--- AIM OF THE EXERCISE ---
The word "SERVICES" appears in some lines of the records below; state how many lines, and nothing else.

Entries from a dataset of interfaces:
◇ ◇ ◇ ◇
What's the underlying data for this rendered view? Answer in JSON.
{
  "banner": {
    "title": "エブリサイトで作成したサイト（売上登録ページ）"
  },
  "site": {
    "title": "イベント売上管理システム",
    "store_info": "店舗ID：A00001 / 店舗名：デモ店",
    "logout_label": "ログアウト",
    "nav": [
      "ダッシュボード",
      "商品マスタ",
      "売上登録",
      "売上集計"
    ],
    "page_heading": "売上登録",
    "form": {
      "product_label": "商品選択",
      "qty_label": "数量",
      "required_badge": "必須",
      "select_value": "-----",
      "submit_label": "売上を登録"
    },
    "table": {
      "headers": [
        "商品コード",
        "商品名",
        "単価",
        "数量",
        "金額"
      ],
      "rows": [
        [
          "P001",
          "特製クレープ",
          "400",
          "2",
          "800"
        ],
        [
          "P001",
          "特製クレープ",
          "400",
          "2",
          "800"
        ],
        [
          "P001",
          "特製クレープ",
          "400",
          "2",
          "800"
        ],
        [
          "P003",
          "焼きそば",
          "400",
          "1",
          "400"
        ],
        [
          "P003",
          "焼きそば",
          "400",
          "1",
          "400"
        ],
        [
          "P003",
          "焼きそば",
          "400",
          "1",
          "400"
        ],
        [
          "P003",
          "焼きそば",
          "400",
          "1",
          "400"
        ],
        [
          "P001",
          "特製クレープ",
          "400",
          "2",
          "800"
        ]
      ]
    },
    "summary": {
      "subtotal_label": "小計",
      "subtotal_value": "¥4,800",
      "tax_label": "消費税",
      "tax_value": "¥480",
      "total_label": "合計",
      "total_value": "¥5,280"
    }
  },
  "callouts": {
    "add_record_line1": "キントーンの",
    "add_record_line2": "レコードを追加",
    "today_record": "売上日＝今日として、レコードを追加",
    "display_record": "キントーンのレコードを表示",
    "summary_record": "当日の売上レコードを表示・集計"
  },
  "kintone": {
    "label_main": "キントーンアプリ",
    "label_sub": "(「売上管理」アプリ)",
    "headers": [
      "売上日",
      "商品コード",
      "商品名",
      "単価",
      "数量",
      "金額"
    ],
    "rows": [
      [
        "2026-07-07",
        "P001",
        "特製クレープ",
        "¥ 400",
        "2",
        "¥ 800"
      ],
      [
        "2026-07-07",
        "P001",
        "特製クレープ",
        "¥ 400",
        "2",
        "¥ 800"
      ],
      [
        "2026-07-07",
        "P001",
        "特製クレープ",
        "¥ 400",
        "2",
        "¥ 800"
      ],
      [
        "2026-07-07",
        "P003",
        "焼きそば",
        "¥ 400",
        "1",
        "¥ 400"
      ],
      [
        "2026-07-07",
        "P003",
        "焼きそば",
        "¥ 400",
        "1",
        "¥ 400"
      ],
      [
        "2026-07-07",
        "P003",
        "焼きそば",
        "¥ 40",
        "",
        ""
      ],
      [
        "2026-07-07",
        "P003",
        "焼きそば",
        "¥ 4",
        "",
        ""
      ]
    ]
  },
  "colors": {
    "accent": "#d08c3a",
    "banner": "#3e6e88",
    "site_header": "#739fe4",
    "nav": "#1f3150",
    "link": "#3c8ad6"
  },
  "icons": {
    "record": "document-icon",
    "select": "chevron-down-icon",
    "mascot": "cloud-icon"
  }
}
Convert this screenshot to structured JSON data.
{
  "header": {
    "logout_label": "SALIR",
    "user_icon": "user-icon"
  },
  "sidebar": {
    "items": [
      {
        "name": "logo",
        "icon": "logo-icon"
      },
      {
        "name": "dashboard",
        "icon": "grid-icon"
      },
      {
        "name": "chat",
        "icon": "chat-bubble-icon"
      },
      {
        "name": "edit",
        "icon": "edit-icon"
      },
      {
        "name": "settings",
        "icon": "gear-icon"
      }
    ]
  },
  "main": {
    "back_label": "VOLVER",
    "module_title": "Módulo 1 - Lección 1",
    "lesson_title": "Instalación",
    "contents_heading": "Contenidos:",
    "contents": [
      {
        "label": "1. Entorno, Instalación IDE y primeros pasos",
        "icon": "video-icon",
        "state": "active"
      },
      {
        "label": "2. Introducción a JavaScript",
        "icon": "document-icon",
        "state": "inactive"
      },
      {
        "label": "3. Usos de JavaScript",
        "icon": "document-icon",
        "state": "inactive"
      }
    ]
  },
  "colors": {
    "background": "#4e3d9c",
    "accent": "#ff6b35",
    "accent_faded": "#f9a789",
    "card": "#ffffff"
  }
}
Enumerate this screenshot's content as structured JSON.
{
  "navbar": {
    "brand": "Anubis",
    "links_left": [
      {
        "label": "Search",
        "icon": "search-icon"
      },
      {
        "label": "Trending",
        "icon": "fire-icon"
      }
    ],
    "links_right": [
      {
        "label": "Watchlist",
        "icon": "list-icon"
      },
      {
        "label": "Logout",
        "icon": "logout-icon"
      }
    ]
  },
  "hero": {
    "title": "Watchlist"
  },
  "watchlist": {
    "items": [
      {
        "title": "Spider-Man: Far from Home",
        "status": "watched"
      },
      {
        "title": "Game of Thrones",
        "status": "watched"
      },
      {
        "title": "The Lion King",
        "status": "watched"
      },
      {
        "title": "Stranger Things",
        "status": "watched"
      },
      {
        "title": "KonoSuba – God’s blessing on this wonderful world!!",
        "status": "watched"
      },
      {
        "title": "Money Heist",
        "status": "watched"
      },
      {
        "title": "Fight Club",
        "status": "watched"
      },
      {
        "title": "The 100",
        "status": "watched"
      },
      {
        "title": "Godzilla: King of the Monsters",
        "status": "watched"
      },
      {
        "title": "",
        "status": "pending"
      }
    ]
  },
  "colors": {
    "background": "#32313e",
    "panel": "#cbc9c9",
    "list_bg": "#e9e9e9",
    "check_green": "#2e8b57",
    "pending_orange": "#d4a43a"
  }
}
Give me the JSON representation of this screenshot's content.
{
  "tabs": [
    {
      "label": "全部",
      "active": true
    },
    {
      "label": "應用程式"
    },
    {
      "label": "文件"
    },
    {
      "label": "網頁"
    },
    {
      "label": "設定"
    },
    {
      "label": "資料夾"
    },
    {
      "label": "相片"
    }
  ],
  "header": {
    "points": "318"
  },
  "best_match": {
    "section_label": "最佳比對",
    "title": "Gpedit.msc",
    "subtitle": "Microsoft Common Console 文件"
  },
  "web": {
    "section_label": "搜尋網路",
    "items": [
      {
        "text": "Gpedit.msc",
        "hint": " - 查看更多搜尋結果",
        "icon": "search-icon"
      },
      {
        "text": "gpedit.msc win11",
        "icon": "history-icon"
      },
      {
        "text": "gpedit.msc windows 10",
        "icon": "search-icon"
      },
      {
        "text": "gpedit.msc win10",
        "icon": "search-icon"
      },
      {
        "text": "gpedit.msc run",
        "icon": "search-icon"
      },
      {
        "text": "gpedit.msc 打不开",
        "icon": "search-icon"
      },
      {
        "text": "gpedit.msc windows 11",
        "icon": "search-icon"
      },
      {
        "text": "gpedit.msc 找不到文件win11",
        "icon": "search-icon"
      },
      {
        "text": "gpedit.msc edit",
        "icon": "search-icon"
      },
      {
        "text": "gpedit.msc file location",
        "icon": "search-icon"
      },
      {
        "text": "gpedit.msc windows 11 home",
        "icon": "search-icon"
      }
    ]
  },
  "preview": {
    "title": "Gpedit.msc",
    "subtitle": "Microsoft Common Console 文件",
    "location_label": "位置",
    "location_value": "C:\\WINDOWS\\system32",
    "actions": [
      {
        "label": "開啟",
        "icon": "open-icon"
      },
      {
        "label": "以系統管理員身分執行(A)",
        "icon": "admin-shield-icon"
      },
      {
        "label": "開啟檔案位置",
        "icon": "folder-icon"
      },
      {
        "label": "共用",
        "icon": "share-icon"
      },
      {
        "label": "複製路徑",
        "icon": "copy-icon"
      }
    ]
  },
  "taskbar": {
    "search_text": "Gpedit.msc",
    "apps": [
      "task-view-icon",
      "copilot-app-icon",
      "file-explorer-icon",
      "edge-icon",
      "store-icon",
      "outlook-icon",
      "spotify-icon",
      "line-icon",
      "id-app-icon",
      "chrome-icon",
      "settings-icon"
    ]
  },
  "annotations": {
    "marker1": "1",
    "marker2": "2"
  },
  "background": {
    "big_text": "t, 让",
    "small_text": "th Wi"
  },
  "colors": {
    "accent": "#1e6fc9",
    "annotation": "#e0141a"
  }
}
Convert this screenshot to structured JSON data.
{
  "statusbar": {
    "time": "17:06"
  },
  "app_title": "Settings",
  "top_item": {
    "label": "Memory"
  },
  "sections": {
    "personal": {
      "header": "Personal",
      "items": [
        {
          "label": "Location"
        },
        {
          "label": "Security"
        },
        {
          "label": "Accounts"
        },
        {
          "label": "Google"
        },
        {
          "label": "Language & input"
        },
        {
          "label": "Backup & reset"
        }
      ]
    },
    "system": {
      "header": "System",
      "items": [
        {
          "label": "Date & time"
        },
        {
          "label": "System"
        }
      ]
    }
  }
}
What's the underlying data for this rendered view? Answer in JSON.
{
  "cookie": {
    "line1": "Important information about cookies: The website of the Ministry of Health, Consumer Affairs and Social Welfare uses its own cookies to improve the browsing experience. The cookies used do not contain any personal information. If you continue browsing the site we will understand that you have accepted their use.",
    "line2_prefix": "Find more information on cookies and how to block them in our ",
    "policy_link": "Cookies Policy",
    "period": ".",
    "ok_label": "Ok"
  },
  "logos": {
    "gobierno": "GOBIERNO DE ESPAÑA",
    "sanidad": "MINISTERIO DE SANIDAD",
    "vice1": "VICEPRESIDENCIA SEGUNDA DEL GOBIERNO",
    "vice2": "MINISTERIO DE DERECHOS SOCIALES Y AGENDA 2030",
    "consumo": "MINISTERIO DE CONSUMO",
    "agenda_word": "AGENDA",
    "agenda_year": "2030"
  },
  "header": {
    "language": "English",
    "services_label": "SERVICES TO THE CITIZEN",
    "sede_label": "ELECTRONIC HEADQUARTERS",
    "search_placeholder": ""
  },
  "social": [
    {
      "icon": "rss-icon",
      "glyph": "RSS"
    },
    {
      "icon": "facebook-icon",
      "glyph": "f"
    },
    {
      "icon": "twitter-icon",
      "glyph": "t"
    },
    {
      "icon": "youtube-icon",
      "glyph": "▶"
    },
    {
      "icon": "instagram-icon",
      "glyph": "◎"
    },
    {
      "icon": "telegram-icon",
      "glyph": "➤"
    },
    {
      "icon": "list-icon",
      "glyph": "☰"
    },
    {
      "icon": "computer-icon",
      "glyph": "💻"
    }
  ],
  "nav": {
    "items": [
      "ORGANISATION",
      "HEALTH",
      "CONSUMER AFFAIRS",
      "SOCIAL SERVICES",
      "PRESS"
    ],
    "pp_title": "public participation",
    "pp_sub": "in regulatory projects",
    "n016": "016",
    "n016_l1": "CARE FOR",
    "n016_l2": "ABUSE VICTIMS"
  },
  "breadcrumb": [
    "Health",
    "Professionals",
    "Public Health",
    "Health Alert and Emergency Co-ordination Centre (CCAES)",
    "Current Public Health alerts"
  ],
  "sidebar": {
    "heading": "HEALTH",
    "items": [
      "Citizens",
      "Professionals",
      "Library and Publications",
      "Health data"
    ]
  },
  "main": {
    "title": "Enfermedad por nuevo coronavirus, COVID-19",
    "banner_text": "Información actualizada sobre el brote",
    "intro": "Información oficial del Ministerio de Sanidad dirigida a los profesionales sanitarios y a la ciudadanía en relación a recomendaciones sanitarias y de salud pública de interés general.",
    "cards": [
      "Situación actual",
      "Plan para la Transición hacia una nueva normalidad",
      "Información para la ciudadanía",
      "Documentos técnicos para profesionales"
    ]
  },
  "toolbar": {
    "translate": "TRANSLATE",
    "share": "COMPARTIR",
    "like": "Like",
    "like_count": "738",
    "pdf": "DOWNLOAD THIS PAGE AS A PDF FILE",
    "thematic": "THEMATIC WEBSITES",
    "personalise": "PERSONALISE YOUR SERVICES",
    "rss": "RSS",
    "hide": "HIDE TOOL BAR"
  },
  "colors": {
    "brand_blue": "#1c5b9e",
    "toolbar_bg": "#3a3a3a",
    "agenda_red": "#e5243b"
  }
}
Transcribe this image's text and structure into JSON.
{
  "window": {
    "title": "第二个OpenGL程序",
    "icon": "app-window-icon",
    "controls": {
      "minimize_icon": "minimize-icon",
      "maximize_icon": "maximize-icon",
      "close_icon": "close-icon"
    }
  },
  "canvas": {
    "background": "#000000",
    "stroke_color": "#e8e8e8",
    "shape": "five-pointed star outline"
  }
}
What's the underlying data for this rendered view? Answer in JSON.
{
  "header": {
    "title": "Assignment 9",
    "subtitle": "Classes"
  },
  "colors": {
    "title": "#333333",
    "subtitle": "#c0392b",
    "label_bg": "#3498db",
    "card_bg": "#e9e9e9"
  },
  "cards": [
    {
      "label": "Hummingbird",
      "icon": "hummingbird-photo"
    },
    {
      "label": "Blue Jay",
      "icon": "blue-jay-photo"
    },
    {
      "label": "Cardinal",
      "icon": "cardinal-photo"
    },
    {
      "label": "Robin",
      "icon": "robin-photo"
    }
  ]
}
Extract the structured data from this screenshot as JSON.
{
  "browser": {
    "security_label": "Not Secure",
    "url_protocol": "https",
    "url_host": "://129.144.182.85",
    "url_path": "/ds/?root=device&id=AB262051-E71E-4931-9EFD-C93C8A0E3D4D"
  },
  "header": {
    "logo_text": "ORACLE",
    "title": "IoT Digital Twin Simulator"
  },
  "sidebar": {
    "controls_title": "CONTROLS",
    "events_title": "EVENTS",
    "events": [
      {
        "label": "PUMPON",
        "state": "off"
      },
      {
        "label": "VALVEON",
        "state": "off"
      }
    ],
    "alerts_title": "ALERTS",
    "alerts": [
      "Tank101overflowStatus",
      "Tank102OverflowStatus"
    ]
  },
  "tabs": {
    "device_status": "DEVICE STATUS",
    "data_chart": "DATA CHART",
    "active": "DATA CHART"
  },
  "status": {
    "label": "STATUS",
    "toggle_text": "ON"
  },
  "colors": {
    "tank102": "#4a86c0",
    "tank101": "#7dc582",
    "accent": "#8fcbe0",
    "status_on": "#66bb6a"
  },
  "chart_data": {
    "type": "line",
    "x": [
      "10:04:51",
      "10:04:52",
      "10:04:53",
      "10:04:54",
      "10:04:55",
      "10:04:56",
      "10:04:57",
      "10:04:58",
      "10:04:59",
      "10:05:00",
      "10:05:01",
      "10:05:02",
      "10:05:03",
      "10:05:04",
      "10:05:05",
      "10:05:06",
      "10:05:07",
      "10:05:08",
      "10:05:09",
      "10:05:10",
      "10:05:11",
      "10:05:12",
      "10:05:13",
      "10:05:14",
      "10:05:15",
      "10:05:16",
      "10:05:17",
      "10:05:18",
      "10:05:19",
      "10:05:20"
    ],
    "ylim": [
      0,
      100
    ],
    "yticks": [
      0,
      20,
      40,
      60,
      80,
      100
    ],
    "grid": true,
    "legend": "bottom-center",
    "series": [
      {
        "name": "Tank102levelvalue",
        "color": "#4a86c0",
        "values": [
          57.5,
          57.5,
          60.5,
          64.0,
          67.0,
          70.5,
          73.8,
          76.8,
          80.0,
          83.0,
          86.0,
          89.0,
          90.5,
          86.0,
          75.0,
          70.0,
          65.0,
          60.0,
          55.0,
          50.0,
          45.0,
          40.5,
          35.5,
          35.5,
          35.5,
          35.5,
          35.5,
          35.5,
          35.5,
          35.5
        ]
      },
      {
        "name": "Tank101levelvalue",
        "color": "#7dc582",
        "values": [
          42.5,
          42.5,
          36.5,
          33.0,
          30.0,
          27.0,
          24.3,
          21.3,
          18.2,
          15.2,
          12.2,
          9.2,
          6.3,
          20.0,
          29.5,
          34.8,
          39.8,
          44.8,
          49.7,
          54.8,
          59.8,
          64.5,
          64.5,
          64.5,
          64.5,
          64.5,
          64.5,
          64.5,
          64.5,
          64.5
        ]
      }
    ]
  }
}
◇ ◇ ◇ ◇
--- SOLUTION TO THIS TASK ---
3